> **INSTRUCTIONS TO FOLLOW**: Line by line, check the data for the string "counter" and state how many lines have it, nothing more.

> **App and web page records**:
# # #

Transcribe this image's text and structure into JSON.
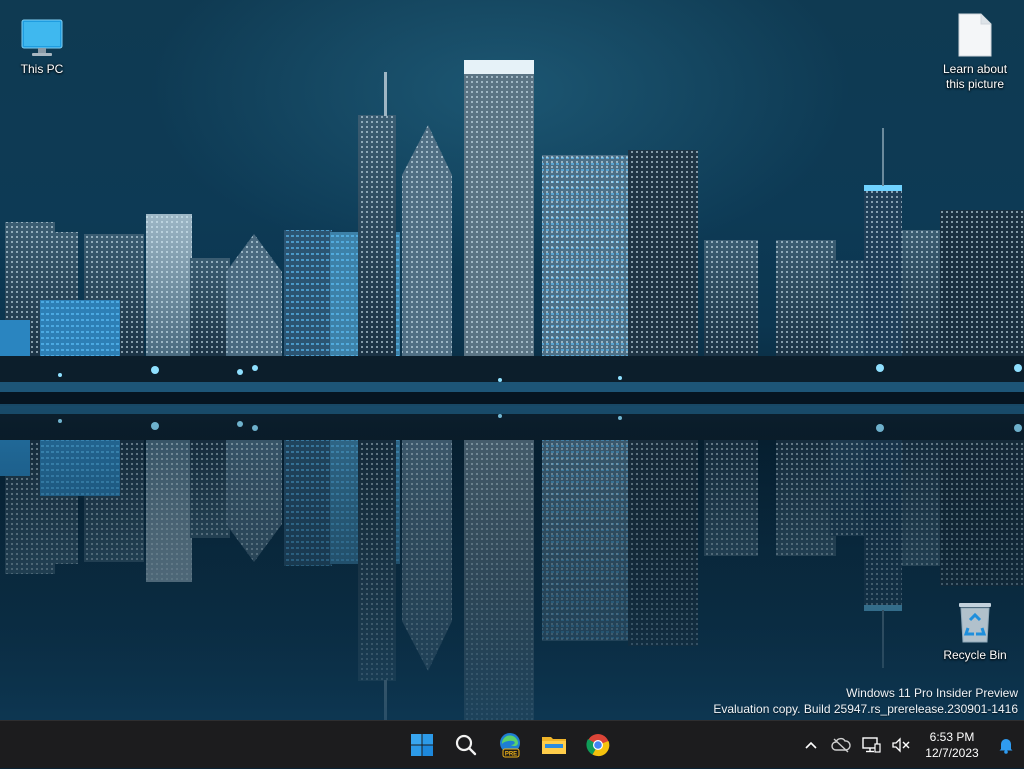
{
  "desktop": {
    "icons": {
      "this_pc": {
        "label": "This PC"
      },
      "learn_picture": {
        "label_line1": "Learn about",
        "label_line2": "this picture"
      },
      "recycle_bin": {
        "label": "Recycle Bin"
      }
    }
  },
  "watermark": {
    "line1": "Windows 11 Pro Insider Preview",
    "line2": "Evaluation copy. Build 25947.rs_prerelease.230901-1416"
  },
  "taskbar": {
    "apps": [
      {
        "name": "start",
        "icon": "windows-logo-icon"
      },
      {
        "name": "search",
        "icon": "search-icon"
      },
      {
        "name": "edge",
        "icon": "edge-pre-icon",
        "badge": "PRE"
      },
      {
        "name": "file-explorer",
        "icon": "folder-icon"
      },
      {
        "name": "chrome",
        "icon": "chrome-icon"
      }
    ],
    "tray": {
      "icons": [
        "chevron-up-icon",
        "onedrive-icon",
        "network-icon",
        "volume-muted-icon"
      ],
      "time": "6:53 PM",
      "date": "12/7/2023",
      "notification_icon": "bell-icon"
    }
  },
  "colors": {
    "taskbar_bg": "#1c1c1e",
    "accent_blue": "#0a84d8",
    "wallpaper_sky": "#0f3a52"
  }
}
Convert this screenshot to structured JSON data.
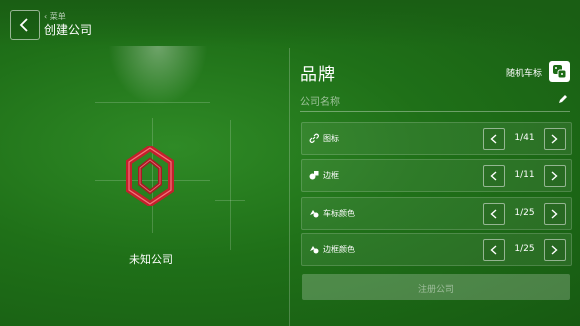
{
  "header": {
    "breadcrumb": "菜单",
    "title": "创建公司"
  },
  "preview": {
    "company_name": "未知公司",
    "logo_icon": "red-hexagon-logo"
  },
  "brand_panel": {
    "title": "品牌",
    "random_label": "随机车标",
    "name_placeholder": "公司名称",
    "rows": [
      {
        "label": "图标",
        "counter": "1/41",
        "icon": "link-icon"
      },
      {
        "label": "边框",
        "counter": "1/11",
        "icon": "shapes-icon"
      },
      {
        "label": "车标颜色",
        "counter": "1/25",
        "icon": "palette-icon"
      },
      {
        "label": "边框颜色",
        "counter": "1/25",
        "icon": "palette-icon"
      }
    ],
    "register_label": "注册公司"
  },
  "colors": {
    "background": "#1f7018",
    "logo": "#c4202c"
  }
}
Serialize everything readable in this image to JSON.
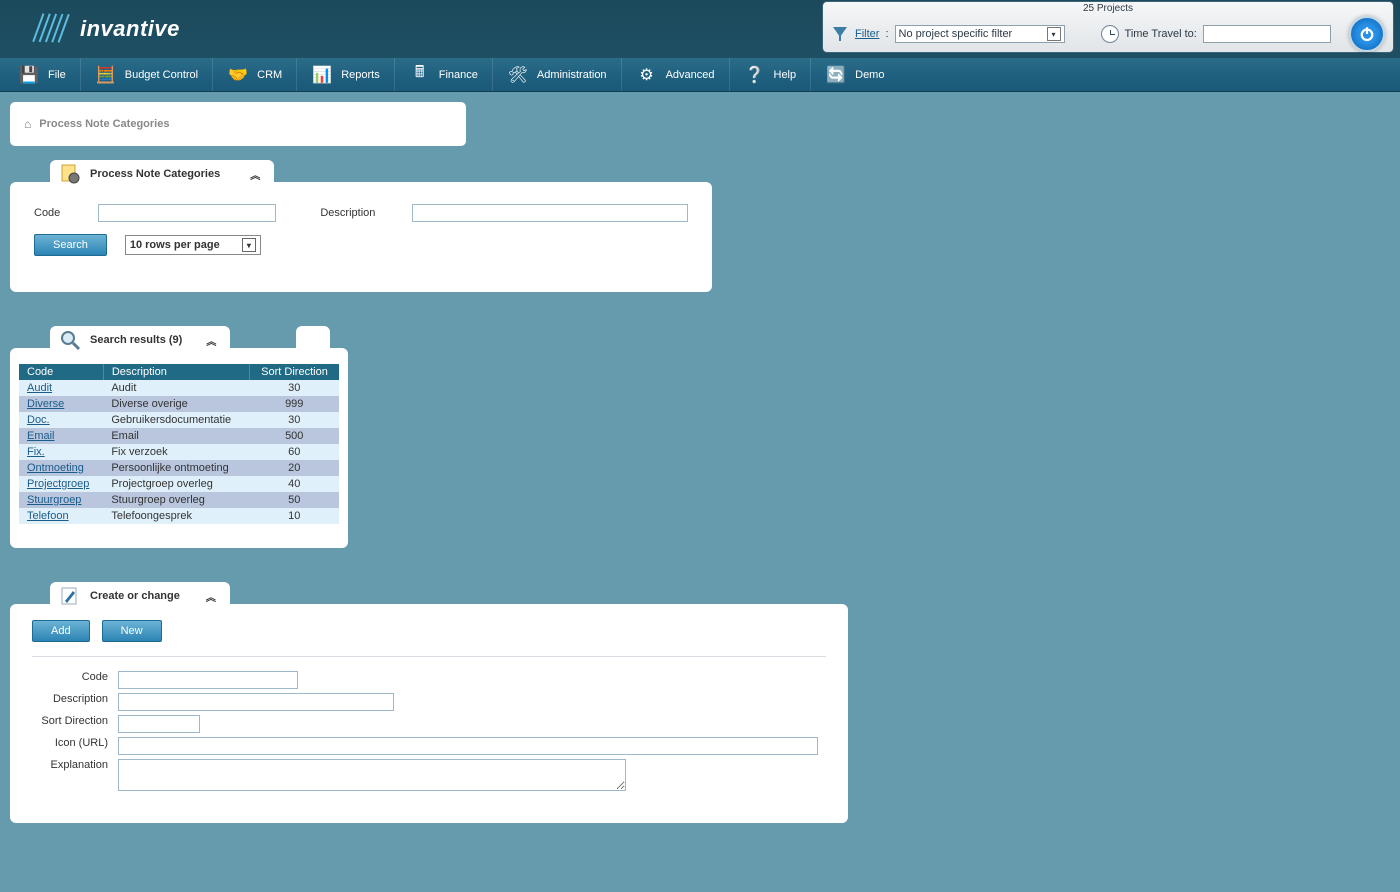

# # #

> **EXERCISE SOLUTION**: 4